Be Present

Your job isn’t to be strong enough for your kids, especially if you’re grieving as well. Your job is to be present. If all that looks like is sitting with them and crying with them, that’s enough, that’s honest. Every family copes differently and as you all figure out new family dynamics, your simple presence will provide a safe and supportive environment for your children to grieve and find a new normal. Part of being present is attending to the present needs of yourself and your children. Work to maintain your self-care while attending the present day-to-day needs of your children.

Listen and Validate

Grief is a complex and individual experience. Understand that your child may process their emotions differently from you or their siblings. Let them know that their feelings are valid, whether they feel sad, angry, confused, or even relieved in some cases. Avoid judging their emotions, and instead, create a safe and non-judgmental space for them to express themselves.

Receive Support

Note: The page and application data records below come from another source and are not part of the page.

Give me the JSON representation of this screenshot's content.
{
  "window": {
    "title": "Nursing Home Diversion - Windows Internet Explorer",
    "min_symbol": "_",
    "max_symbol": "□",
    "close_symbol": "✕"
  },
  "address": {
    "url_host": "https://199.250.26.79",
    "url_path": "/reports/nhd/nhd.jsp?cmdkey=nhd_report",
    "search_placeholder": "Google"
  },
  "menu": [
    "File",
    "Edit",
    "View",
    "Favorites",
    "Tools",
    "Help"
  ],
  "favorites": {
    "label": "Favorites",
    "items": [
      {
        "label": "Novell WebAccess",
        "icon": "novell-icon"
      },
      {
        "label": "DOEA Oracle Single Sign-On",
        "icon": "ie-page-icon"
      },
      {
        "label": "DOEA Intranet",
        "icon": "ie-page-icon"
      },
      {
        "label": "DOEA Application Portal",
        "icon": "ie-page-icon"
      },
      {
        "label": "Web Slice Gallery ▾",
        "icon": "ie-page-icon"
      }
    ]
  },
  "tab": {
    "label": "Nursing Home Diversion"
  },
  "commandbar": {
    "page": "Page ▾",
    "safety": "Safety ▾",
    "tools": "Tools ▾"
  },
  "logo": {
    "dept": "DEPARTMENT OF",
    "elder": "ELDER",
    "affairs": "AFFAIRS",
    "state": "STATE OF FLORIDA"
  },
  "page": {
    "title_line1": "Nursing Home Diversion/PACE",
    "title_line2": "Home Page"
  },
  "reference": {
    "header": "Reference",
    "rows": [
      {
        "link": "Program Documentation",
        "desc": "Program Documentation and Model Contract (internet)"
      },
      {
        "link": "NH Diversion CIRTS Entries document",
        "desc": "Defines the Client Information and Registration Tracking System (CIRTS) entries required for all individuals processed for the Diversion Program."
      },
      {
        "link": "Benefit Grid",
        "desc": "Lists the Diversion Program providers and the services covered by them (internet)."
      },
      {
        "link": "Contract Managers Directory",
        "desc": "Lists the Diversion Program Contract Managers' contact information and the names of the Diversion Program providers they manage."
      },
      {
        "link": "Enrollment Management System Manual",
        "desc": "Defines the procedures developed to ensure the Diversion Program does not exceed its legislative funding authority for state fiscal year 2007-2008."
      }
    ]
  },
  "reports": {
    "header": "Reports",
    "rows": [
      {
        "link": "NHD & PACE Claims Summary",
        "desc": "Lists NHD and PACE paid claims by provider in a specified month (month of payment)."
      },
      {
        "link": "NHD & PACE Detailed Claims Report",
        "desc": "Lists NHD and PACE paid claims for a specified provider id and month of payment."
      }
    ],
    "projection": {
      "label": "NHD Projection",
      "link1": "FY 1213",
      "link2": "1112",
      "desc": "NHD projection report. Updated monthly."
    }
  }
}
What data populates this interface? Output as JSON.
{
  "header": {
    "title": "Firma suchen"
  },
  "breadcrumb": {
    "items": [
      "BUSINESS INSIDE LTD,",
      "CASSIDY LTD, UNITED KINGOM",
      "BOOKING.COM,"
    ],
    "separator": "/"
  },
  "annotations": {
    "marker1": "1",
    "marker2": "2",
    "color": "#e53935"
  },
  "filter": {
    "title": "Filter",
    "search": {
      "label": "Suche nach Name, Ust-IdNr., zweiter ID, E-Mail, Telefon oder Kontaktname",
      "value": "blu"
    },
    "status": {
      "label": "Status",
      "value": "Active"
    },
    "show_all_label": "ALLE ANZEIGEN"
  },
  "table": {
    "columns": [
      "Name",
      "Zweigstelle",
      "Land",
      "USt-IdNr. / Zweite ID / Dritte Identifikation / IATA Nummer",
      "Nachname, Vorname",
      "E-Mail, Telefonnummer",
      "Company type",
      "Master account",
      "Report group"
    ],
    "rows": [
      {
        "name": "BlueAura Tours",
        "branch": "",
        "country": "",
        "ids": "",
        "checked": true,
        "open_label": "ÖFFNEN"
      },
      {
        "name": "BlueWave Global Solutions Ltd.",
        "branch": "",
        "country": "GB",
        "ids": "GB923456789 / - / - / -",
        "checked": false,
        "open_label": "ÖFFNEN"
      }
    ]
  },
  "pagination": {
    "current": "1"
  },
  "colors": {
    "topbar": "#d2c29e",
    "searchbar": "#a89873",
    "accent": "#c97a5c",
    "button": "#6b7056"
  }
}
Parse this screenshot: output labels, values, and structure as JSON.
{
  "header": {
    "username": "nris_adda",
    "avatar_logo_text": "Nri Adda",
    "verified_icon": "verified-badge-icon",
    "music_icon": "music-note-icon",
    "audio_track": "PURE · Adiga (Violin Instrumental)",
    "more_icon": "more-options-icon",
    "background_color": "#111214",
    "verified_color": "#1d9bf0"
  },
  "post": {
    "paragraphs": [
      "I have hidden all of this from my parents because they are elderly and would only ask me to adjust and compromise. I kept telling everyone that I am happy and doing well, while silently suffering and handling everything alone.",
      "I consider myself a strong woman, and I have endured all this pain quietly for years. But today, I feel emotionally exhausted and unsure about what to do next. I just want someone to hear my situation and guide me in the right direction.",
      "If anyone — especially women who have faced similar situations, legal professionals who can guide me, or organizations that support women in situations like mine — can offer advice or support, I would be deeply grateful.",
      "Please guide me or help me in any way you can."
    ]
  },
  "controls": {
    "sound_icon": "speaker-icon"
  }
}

During this difficult time, remember that you do not have to go through it alone. Reach out to family members, friends, or support groups who can offer emotional support and understanding. Connecting  with others who have experienced similar loss can be incredibly valuable for both you and your child.

Share Positive Memories

Sometimes the saving graces of any grieving process are the memories we hold of the people we love. Keeping these memories alive and heard serves as a connection point to the loved one we lost. Create space with your children to reflect on positive memories and even share the ones you have with their parent. Keeping these stories alive will make some of the hardest days a little easier.

We know there is no one-best-way to experience all the tears, pain and grief that comes with losing a spouse and a parent. This is a process you and your family can navigate together. We hope you remain open to the support of friends and family as you begin the grieving process. We are here at Decade2Connect to support families who are grieving and encourage you to connect with us if you or your children need somebody to talk to. 

Our Intensive Outpatient Program is in-network with United!